Lodi developer Dennis Bennett, a loyal Republican fund-raiser, questions whether Schwarzenegger has the administrative skills to be an effective governor. Bennett acknowledges that the actor has the campaign skills and financial backing to win.
"Former Mayor (Richard) Riordan would probably be the most qualified candidate as an administrator because he served in public office and served honorably in that capacity in a difficult environment," Bennett said.
Bennett said he supported Simon last year in the Republican primary, but admitted it was a mistake because Riordan, the former Los Angeles mayor, had a better chance of defeating Davis last November.
Riordan pulled his name out of the ring Thursday evening because he wanted to endorse his friend Schwarzenegger.
Although they are loyal Republicans, Bennett and Assemblyman Guy Houston, R-Livermore, agree that a new Democratic governor would be an improvement over Davis.
"I've never met the governor, which is curious," said Houston, who has served Galt, Thornton and Flag City in the Assembly the past seven months.
At least two Democratic gubernatorial candidates, Lt. Gov. Cruz Bustamante and Insurance Commissioner John Garamendi, have invited Houston to meet them.
"At least there's some connection there," Houston said.
Rick Veldstra, chairman of the San Joaquin County Republican Central Committee, said he doesn't think Schwarzenegger's lack of executive experience will be a hindrance in his ability to govern the Golden State.
"Any successful businessmen can do the executive duties," said Veldstra, an Escalon farmer. "I don't see that as a tremendous litmus test."
Veldstra said, however, that he hasn't publicly supported a candidate.
Republican leaders said they were surprised when Schwarzenegger told talk-show host Jay Leno that he was running for governor.
"We all heard the same spin that he wasn't going to run," Oller said. "One thing you can't deny is that it was masterful.
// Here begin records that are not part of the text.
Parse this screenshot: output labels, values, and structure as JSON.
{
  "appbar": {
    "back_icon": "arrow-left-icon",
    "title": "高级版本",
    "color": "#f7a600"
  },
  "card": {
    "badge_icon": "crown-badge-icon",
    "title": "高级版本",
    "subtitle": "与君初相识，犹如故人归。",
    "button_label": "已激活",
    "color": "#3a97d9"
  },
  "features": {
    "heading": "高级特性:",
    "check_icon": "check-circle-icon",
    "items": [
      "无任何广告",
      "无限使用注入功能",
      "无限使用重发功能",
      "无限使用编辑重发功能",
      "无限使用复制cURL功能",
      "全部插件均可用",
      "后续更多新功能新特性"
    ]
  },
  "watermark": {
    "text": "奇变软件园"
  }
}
I believe his staff when they said they didn't know until the last minute."
Schwarzenegger's announcement Wednesday didn't exactly bring throngs of people to Lodi Stadium 12 Theater to see his newest movie, "Terminator III." Only 17 people showed up for showings at 10:50 a.m. and 4:20 p.m., a ticket clerk reported.
However, moviegoers early Thursday evening didn't see anything wrong with Schwarzenegger becoming California's next governor.
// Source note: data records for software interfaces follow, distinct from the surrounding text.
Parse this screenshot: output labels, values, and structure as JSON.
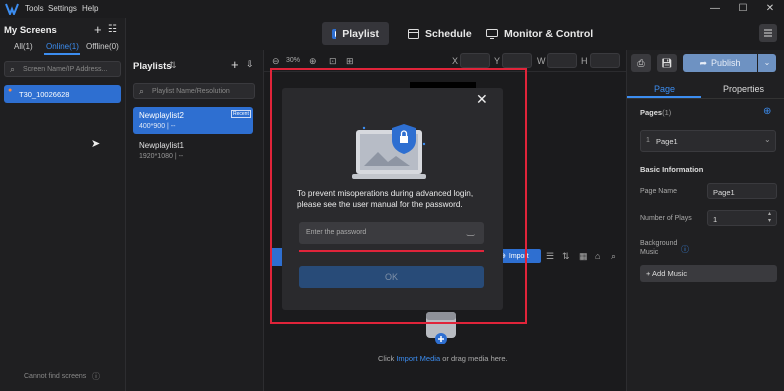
{
  "menu": {
    "tools": "Tools",
    "settings": "Settings",
    "help": "Help"
  },
  "window": {
    "minimize": "—",
    "maximize": "☐",
    "close": "✕"
  },
  "nav": {
    "playlist": "Playlist",
    "schedule": "Schedule",
    "monitor": "Monitor & Control"
  },
  "screens": {
    "title": "My Screens",
    "tabs": [
      "All(1)",
      "Online(1)",
      "Offline(0)"
    ],
    "search_placeholder": "Screen Name/IP Address...",
    "item": "T30_10026628",
    "footer": "Cannot find screens"
  },
  "playlists": {
    "title": "Playlists",
    "search_placeholder": "Playlist Name/Resolution",
    "items": [
      {
        "name": "Newplaylist2",
        "res": "400*900 | --",
        "badge": "Recent"
      },
      {
        "name": "Newplaylist1",
        "res": "1920*1080 | --"
      }
    ]
  },
  "toolbar": {
    "zoom": "30%",
    "x": "X",
    "y": "Y",
    "w": "W",
    "h": "H"
  },
  "media": {
    "import": "Import",
    "hint_prefix": "Click ",
    "hint_link": "Import Media",
    "hint_suffix": " or drag media here."
  },
  "right": {
    "publish": "Publish",
    "tabs": [
      "Page",
      "Properties"
    ],
    "pages_label": "Pages",
    "pages_count": "(1)",
    "page_index": "1",
    "page_name": "Page1",
    "basic_info": "Basic Information",
    "page_name_label": "Page Name",
    "page_name_value": "Page1",
    "plays_label": "Number of Plays",
    "plays_value": "1",
    "bg_music_label_1": "Background",
    "bg_music_label_2": "Music",
    "add_music": "+ Add Music"
  },
  "dialog": {
    "message": "To prevent misoperations during advanced login, please see the user manual for the password.",
    "password_placeholder": "Enter the password",
    "ok": "OK"
  },
  "colors": {
    "accent": "#2e6fd1",
    "highlight": "#e0243a"
  }
}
"The last actor we had for governor (Ronald Reagan) was a good governor," said Lodi resident Carson Perry. "The only thing I might have with Schwarzenegger is that he married into the Kennedys."
Max Huffman of Lodi added, "We had Ronald Reagan. We can have Arnold."
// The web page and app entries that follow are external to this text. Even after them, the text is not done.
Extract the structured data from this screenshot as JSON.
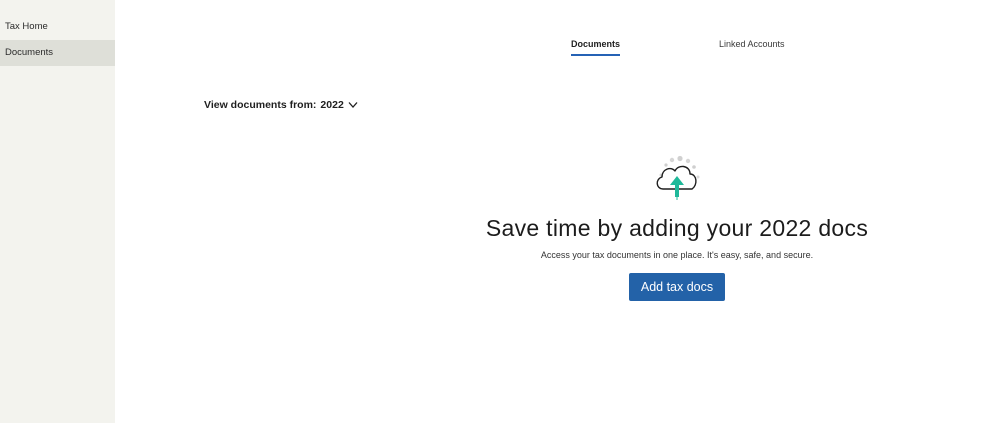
{
  "sidebar": {
    "items": [
      {
        "label": "Tax Home",
        "active": false
      },
      {
        "label": "Documents",
        "active": true
      }
    ]
  },
  "tabs": [
    {
      "label": "Documents",
      "active": true
    },
    {
      "label": "Linked Accounts",
      "active": false
    }
  ],
  "filter": {
    "label": "View documents from:",
    "selected_year": "2022",
    "icon": "chevron-down-icon"
  },
  "empty_state": {
    "icon": "cloud-upload-icon",
    "headline": "Save time by adding your 2022 docs",
    "subtext": "Access your tax documents in one place. It's easy, safe, and secure.",
    "button_label": "Add tax docs"
  },
  "colors": {
    "accent": "#2362a8",
    "upload_arrow": "#1fb99a",
    "sidebar_bg": "#f3f3ee",
    "sidebar_active_bg": "#dedfd8"
  }
}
"And Clint Eastwood branded Carmel," Huffman's wife, Linda, said of the former actor-turned-mayor.
Lloyd Gilbreath, a Stockton resident who came to Lodi on Thursday for the Farmers Market, thought about Schwarzenegger's candidacy and said, "Yeah, why not? The guy in Minnesota (Jesse Ventura) - he didn't screw it up that much."
Lodi resident Renee Mazzara said she has mixed feelings about Schwarzenegger, although she enjoyed his first two Terminator movies and is looking forward to "T3."
"Part of me says, 'Look at the other 200 candidates,'" Mazzara said. "But I'd be more apt to vote for an actual politician than an actor."
Ose said he expects Schwarzenegger to improve voter turnout with his candidacy.
"We're going to have people voting who haven't voted in years," Ose said.
Ose said that, no matter how the recall election turns out, it's positive for California.
"I think this recall and Arnold Schwarzenegger's candidacy confirms what I've held as a core value - that the voters are in charge," Ose said. "If the politicians don't deliver, then there's going to be a change."
Rep. Richard Pombo, R-Tracy, State Sen. Chuck Poochigian, R-Fresno, and Assemblyman Greg Aghazarian, R-Stockton, were unavailable for comment Thursday afternoon.
Pombo spokesman Doug Heye said that Pombo has met Schwarzenegger and was very impressed with him. Like other officials, Pombo wants to wait until Saturday's filing deadline to determine who all the candidates are, Heye said.
Pombo was unavailable Thursday because he was conducting a field hearing on natural gas prices in Pennsylvania.